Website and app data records
╭──

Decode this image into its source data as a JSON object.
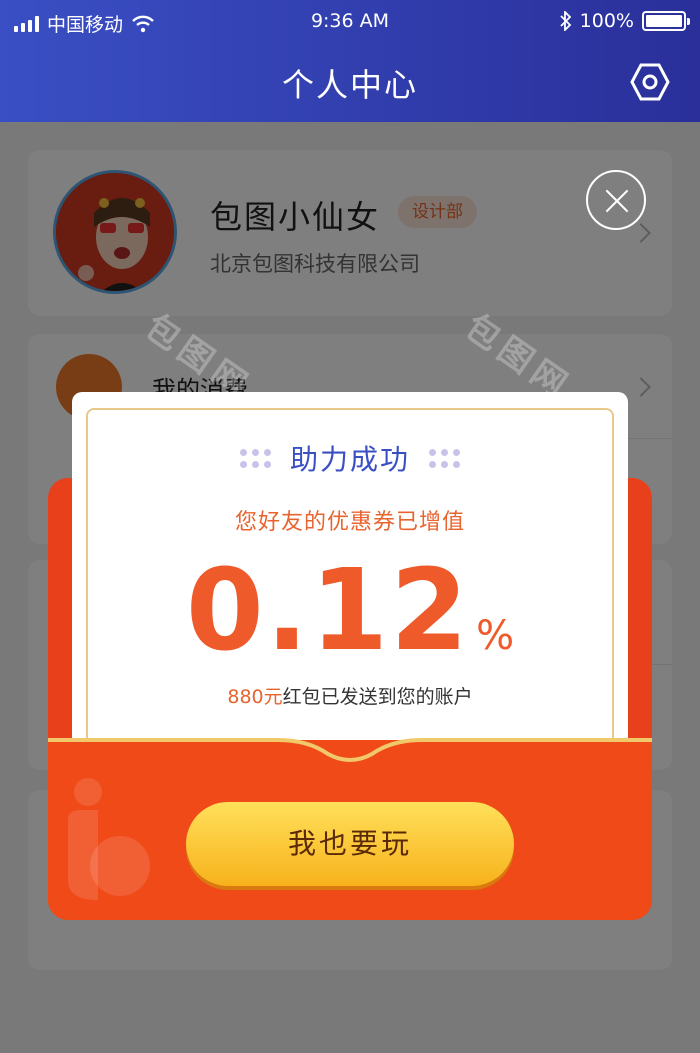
{
  "status_bar": {
    "carrier": "中国移动",
    "time": "9:36 AM",
    "battery": "100%"
  },
  "nav": {
    "title": "个人中心",
    "settings_icon": "gear-hex-icon"
  },
  "profile": {
    "name": "包图小仙女",
    "department": "设计部",
    "company": "北京包图科技有限公司"
  },
  "menu": {
    "item1_label": "我的消费"
  },
  "watermark": "包图网",
  "popup": {
    "headline": "助力成功",
    "subline": "您好友的优惠券已增值",
    "value": "0.12",
    "unit": "%",
    "note_amount": "880元",
    "note_text": "红包已发送到您的账户",
    "cta_label": "我也要玩"
  },
  "colors": {
    "header_start": "#3a4fc4",
    "header_end": "#2a2f9a",
    "envelope_red": "#e8401a",
    "accent_orange": "#ef5a2a",
    "cta_yellow": "#f7b21c"
  }
}
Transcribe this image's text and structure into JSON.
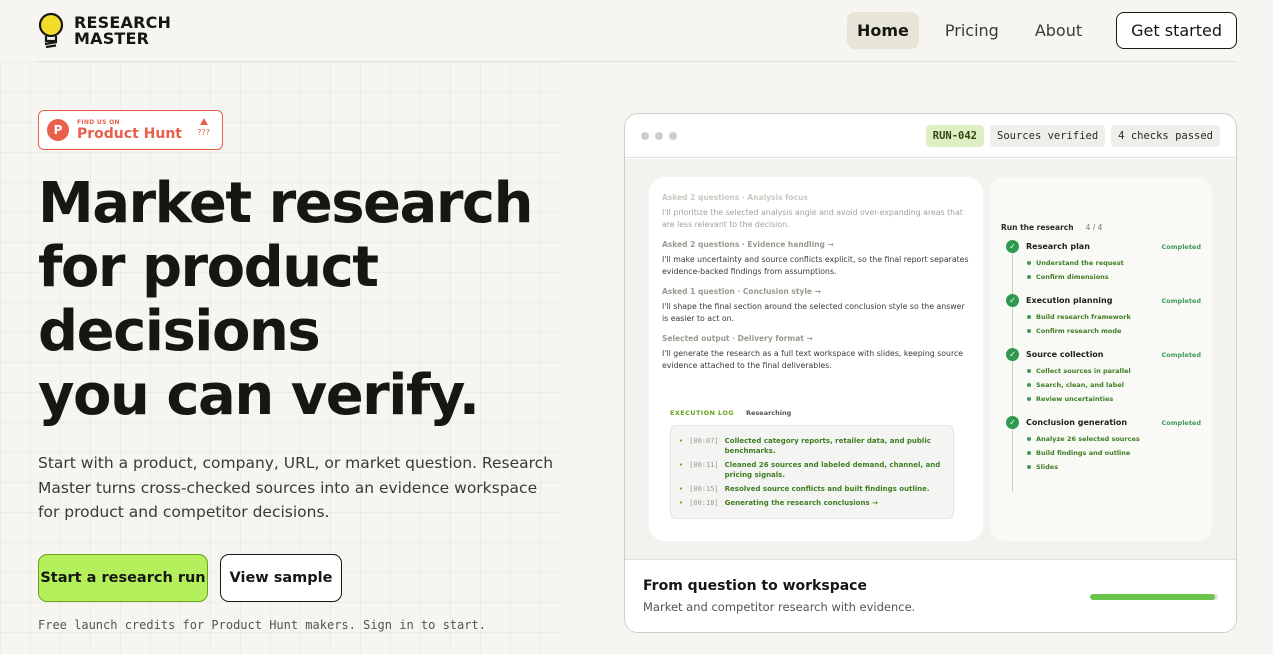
{
  "brand": {
    "line1": "RESEARCH",
    "line2": "MASTER"
  },
  "nav": {
    "links": [
      "Home",
      "Pricing",
      "About"
    ],
    "active": "Home",
    "cta": "Get started"
  },
  "badge": {
    "small": "FIND US ON",
    "name": "Product Hunt",
    "votes": "???"
  },
  "hero": {
    "line1": "Market research",
    "line2": "for product",
    "line3": "decisions",
    "line4": "you can verify.",
    "subtext": "Start with a product, company, URL, or market question. Research Master turns cross-checked sources into an evidence workspace for product and competitor decisions.",
    "primary": "Start a research run",
    "secondary": "View sample",
    "footnote": "Free launch credits for Product Hunt makers. Sign in to start."
  },
  "card": {
    "chips": {
      "run": "RUN-042",
      "sources": "Sources verified",
      "checks": "4 checks passed"
    },
    "chat": [
      {
        "q": "Asked 2 questions · Analysis focus",
        "a": "I'll prioritize the selected analysis angle and avoid over-expanding areas that are less relevant to the decision."
      },
      {
        "q": "Asked 2 questions · Evidence handling →",
        "a": "I'll make uncertainty and source conflicts explicit, so the final report separates evidence-backed findings from assumptions."
      },
      {
        "q": "Asked 1 question · Conclusion style →",
        "a": "I'll shape the final section around the selected conclusion style so the answer is easier to act on."
      },
      {
        "q": "Selected output · Delivery format →",
        "a": "I'll generate the research as a full text workspace with slides, keeping source evidence attached to the final deliverables."
      }
    ],
    "exec": {
      "title": "EXECUTION LOG",
      "status": "Researching",
      "lines": [
        {
          "time": "[00:07]",
          "msg": "Collected category reports, retailer data, and public benchmarks."
        },
        {
          "time": "[00:11]",
          "msg": "Cleaned 26 sources and labeled demand, channel, and pricing signals."
        },
        {
          "time": "[00:15]",
          "msg": "Resolved source conflicts and built findings outline."
        },
        {
          "time": "[00:18]",
          "msg": "Generating the research conclusions →"
        }
      ]
    },
    "plan": {
      "title": "Run the research",
      "count": "4 / 4",
      "steps": [
        {
          "title": "Research plan",
          "status": "Completed",
          "subs": [
            "Understand the request",
            "Confirm dimensions"
          ]
        },
        {
          "title": "Execution planning",
          "status": "Completed",
          "subs": [
            "Build research framework",
            "Confirm research mode"
          ]
        },
        {
          "title": "Source collection",
          "status": "Completed",
          "subs": [
            "Collect sources in parallel",
            "Search, clean, and label",
            "Review uncertainties"
          ]
        },
        {
          "title": "Conclusion generation",
          "status": "Completed",
          "subs": [
            "Analyze 26 selected sources",
            "Build findings and outline",
            "Slides"
          ]
        }
      ]
    },
    "footer": {
      "title": "From question to workspace",
      "sub": "Market and competitor research with evidence.",
      "progress": 0.98
    }
  },
  "colors": {
    "accent": "#b4ef5c",
    "ph": "#e8604a",
    "success": "#2f9a4f"
  }
}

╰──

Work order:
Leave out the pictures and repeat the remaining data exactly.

Answer for this exercise:
Decode this image into its source data as a JSON object.
{
  "status_bar": {
    "carrier": "中国移动",
    "time": "9:36 AM",
    "battery": "100%"
  },
  "nav": {
    "title": "个人中心",
    "settings_icon": "gear-hex-icon"
  },
  "profile": {
    "name": "包图小仙女",
    "department": "设计部",
    "company": "北京包图科技有限公司"
  },
  "menu": {
    "item1_label": "我的消费"
  },
  "watermark": "包图网",
  "popup": {
    "headline": "助力成功",
    "subline": "您好友的优惠券已增值",
    "value": "0.12",
    "unit": "%",
    "note_amount": "880元",
    "note_text": "红包已发送到您的账户",
    "cta_label": "我也要玩"
  },
  "colors": {
    "header_start": "#3a4fc4",
    "header_end": "#2a2f9a",
    "envelope_red": "#e8401a",
    "accent_orange": "#ef5a2a",
    "cta_yellow": "#f7b21c"
  }
}
Transcribe this image's text and structure into JSON.
{
  "brand": {
    "line1": "RESEARCH",
    "line2": "MASTER"
  },
  "nav": {
    "links": [
      "Home",
      "Pricing",
      "About"
    ],
    "active": "Home",
    "cta": "Get started"
  },
  "badge": {
    "small": "FIND US ON",
    "name": "Product Hunt",
    "votes": "???"
  },
  "hero": {
    "line1": "Market research",
    "line2": "for product",
    "line3": "decisions",
    "line4": "you can verify.",
    "subtext": "Start with a product, company, URL, or market question. Research Master turns cross-checked sources into an evidence workspace for product and competitor decisions.",
    "primary": "Start a research run",
    "secondary": "View sample",
    "footnote": "Free launch credits for Product Hunt makers. Sign in to start."
  },
  "card": {
    "chips": {
      "run": "RUN-042",
      "sources": "Sources verified",
      "checks": "4 checks passed"
    },
    "chat": [
      {
        "q": "Asked 2 questions · Analysis focus",
        "a": "I'll prioritize the selected analysis angle and avoid over-expanding areas that are less relevant to the decision."
      },
      {
        "q": "Asked 2 questions · Evidence handling →",
        "a": "I'll make uncertainty and source conflicts explicit, so the final report separates evidence-backed findings from assumptions."
      },
      {
        "q": "Asked 1 question · Conclusion style →",
        "a": "I'll shape the final section around the selected conclusion style so the answer is easier to act on."
      },
      {
        "q": "Selected output · Delivery format →",
        "a": "I'll generate the research as a full text workspace with slides, keeping source evidence attached to the final deliverables."
      }
    ],
    "exec": {
      "title": "EXECUTION LOG",
      "status": "Researching",
      "lines": [
        {
          "time": "[00:07]",
          "msg": "Collected category reports, retailer data, and public benchmarks."
        },
        {
          "time": "[00:11]",
          "msg": "Cleaned 26 sources and labeled demand, channel, and pricing signals."
        },
        {
          "time": "[00:15]",
          "msg": "Resolved source conflicts and built findings outline."
        },
        {
          "time": "[00:18]",
          "msg": "Generating the research conclusions →"
        }
      ]
    },
    "plan": {
      "title": "Run the research",
      "count": "4 / 4",
      "steps": [
        {
          "title": "Research plan",
          "status": "Completed",
          "subs": [
            "Understand the request",
            "Confirm dimensions"
          ]
        },
        {
          "title": "Execution planning",
          "status": "Completed",
          "subs": [
            "Build research framework",
            "Confirm research mode"
          ]
        },
        {
          "title": "Source collection",
          "status": "Completed",
          "subs": [
            "Collect sources in parallel",
            "Search, clean, and label",
            "Review uncertainties"
          ]
        },
        {
          "title": "Conclusion generation",
          "status": "Completed",
          "subs": [
            "Analyze 26 selected sources",
            "Build findings and outline",
            "Slides"
          ]
        }
      ]
    },
    "footer": {
      "title": "From question to workspace",
      "sub": "Market and competitor research with evidence.",
      "progress": 0.98
    }
  },
  "colors": {
    "accent": "#b4ef5c",
    "ph": "#e8604a",
    "success": "#2f9a4f"
  }
}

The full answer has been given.